- **Task description**
Please set down the records exactly, keeping every line.

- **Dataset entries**
++++++

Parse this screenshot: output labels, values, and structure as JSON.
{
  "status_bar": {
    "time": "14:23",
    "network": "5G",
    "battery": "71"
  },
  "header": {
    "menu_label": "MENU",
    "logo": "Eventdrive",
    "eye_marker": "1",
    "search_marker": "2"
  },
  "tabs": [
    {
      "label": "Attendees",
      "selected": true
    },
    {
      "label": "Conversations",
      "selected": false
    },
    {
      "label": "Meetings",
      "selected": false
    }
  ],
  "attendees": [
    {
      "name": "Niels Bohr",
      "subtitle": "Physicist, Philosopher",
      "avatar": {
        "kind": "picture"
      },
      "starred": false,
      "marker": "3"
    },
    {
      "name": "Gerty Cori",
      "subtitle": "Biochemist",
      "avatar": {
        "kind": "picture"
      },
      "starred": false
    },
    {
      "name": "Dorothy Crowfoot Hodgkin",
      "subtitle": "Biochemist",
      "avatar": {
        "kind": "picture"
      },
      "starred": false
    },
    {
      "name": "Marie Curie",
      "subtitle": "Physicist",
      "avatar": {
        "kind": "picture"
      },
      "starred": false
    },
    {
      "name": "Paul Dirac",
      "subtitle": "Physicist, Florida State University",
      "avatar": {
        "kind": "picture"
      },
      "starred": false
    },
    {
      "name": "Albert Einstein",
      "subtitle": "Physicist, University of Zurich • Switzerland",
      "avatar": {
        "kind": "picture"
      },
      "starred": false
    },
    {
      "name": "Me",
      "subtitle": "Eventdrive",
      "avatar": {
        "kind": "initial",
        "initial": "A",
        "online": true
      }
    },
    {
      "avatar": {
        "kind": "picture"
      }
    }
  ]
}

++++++

- **Answer**
Parse this screenshot: output labels, values, and structure as JSON.
{
  "status_bar": {
    "time": "14:23",
    "network": "5G",
    "battery": "71"
  },
  "header": {
    "menu_label": "MENU",
    "logo": "Eventdrive",
    "eye_marker": "1",
    "search_marker": "2"
  },
  "tabs": [
    {
      "label": "Attendees",
      "selected": true
    },
    {
      "label": "Conversations",
      "selected": false
    },
    {
      "label": "Meetings",
      "selected": false
    }
  ],
  "attendees": [
    {
      "name": "Niels Bohr",
      "subtitle": "Physicist, Philosopher",
      "avatar": {
        "kind": "picture"
      },
      "starred": false,
      "marker": "3"
    },
    {
      "name": "Gerty Cori",
      "subtitle": "Biochemist",
      "avatar": {
        "kind": "picture"
      },
      "starred": false
    },
    {
      "name": "Dorothy Crowfoot Hodgkin",
      "subtitle": "Biochemist",
      "avatar": {
        "kind": "picture"
      },
      "starred": false
    },
    {
      "name": "Marie Curie",
      "subtitle": "Physicist",
      "avatar": {
        "kind": "picture"
      },
      "starred": false
    },
    {
      "name": "Paul Dirac",
      "subtitle": "Physicist, Florida State University",
      "avatar": {
        "kind": "picture"
      },
      "starred": false
    },
    {
      "name": "Albert Einstein",
      "subtitle": "Physicist, University of Zurich • Switzerland",
      "avatar": {
        "kind": "picture"
      },
      "starred": false
    },
    {
      "name": "Me",
      "subtitle": "Eventdrive",
      "avatar": {
        "kind": "initial",
        "initial": "A",
        "online": true
      }
    },
    {
      "avatar": {
        "kind": "picture"
      }
    }
  ]
}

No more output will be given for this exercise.